There is one thing for sure though, we don’t have to wait for long to see for ourselves how these new technologies unfold and become a part of our daily lives. And we can count on Microsoft to ensure we don’t have a hard time coping with these new changes because they’ve already prepared a coding program for quantum computing as early as now. The average Joe probably finds it impossible to grasp how quantum computers work, which makes Microsoft’s initiative more instrumental in helping people understand the inner workings of quantum computing so we won’t have that much of a hard time adjusting once it becomes accessible to the public.
Microsoft is effectively building a language for computers that don’t really exist yet. The most advanced experimental machine, a 16/17 qubit model, was built by IBM and has run over 300,000 experiments. It’s far from being ready for commercial applications, though. Big Blue recently unveiled an initiative to build commercial quantum computers called IBM Q, and has already released its own programming tools via an API called the IBM Quantum Experience.
Microsoft’s programming language doesn’t have a name yet, but the company already has plans for quantum computing in AI. In particular, it thinks that the machines could be used to train its Cortana digital assistant in days instead of months. “Even if everything else was the same, Cortana would improve 30 times faster,” Microsoft’s research chief Craig Mundie says.
Many of today’s brilliant minds in all aspects of science, computer, and technology have teamed up in further developing this program because it’s not an easy feat to do, that we can be sure of. If you look at it, this program is actually made for a device that isn’t available to us yet. The company has not even coined a name for it yet, so it’s pretty much anonymous up to the time being.
At the Microsoft Ignite conference today, the expert panel on stage burst into laughter. “This box right over here behind us – nothing! That’s a quantum joke, that’s an excellent joke,” said Microsoft Technical Fellow Michael Freedman as the curtain failed to open to reveal it.
It being a quantum joke, the audience in Orlando, Florida, was a little slow to catch on. Quantum computing uses qubits, which unlike conventional bits can be in a superposition of one and zero at the same time, enabling the extremely rapid parallel processing of data. A box that is both present and not present, how appropriate.
Math problems that would take a lifetime on today’s computer architectures to solve may be cracked in hours using a quantum machine, enthused the Windows giant. “It would be so powerful it’s able to model nature itself.”
Experts are hoping that even though quantum computing is still not entirely our reality, it will hopefully be realized in the coming years and solve many of today’s problems that are still without a solution until now. It may even offer the solution to climate change problems we are facing today along with agricultural and health issues that plague our daily existence. If quantum computing has its pros, it also has its cons. Encryption comes to mind as it is something quantum computers can easily crack but is also a measure that enforces cyber security right now, so that may raise some red flags when the time comes. But some would rather cross the bridge when we get there.

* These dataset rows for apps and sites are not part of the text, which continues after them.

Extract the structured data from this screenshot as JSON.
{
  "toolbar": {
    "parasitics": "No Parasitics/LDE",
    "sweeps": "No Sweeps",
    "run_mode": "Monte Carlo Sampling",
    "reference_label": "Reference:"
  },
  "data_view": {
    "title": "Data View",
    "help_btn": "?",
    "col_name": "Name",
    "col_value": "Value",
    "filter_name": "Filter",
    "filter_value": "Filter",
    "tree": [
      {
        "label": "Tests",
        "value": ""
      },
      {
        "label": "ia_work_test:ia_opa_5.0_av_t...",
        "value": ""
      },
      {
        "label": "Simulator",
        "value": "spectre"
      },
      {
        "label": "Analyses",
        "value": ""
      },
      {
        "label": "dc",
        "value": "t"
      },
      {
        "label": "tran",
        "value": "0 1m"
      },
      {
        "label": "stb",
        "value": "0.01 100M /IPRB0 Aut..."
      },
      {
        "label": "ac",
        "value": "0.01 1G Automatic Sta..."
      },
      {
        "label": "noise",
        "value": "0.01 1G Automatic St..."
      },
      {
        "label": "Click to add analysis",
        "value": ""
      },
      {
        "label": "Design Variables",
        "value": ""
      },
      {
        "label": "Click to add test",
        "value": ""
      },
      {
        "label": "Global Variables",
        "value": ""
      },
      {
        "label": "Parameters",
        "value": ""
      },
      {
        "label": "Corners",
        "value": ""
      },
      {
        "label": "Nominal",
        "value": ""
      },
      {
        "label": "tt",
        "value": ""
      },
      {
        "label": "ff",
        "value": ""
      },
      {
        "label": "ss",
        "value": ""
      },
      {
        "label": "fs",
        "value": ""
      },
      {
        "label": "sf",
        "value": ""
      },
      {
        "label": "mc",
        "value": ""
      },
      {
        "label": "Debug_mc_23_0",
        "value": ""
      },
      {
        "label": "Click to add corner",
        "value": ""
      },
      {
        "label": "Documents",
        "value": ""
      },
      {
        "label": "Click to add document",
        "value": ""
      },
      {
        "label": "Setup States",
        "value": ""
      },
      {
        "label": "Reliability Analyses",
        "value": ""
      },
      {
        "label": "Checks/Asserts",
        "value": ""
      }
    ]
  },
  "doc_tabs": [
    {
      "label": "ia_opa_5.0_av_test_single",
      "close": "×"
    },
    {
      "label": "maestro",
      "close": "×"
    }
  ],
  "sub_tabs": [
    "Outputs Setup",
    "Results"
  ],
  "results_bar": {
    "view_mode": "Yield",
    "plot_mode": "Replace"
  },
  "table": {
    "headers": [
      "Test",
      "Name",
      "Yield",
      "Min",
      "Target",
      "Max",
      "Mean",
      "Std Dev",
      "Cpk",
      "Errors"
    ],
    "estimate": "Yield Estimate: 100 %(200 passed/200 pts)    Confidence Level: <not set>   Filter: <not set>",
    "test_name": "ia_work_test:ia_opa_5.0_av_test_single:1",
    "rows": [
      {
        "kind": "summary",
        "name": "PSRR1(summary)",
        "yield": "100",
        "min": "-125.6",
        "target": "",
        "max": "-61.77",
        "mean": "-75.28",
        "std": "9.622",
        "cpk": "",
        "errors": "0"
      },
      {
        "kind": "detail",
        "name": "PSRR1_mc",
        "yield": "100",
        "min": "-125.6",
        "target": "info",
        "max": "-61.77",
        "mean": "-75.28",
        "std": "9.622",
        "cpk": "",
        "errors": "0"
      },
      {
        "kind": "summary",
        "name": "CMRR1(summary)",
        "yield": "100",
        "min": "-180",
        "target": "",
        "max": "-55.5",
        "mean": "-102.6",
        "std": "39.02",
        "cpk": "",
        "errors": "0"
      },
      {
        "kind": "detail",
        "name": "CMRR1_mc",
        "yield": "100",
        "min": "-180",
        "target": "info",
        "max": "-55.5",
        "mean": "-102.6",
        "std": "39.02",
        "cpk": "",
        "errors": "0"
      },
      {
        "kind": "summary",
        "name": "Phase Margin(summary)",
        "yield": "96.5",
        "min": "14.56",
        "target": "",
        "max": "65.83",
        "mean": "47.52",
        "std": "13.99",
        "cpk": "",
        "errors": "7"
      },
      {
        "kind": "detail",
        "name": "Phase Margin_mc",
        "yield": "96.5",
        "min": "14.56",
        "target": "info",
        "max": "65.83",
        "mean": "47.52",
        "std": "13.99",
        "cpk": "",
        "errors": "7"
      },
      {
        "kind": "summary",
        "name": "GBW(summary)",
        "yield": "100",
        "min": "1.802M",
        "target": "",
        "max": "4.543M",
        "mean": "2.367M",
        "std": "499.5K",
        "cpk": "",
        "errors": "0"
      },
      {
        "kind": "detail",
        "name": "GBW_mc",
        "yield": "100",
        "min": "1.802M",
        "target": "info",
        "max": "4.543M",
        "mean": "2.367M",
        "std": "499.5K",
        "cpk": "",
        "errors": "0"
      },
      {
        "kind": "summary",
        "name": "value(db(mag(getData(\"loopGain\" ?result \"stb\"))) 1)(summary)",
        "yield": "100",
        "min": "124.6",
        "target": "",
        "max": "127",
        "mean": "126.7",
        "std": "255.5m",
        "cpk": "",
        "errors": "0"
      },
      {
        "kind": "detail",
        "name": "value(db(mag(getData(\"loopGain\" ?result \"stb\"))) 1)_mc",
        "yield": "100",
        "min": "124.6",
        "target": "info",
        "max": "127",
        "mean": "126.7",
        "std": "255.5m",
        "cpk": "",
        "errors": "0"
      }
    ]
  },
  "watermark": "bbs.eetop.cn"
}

Artificial intelligence is the direction we are all heading. It is inevitable for that time to come and Microsoft just wants to establish themselves as an innovative and cutting-edge company that is ready to take on this new and uncharted path all the while making preparations as early as today.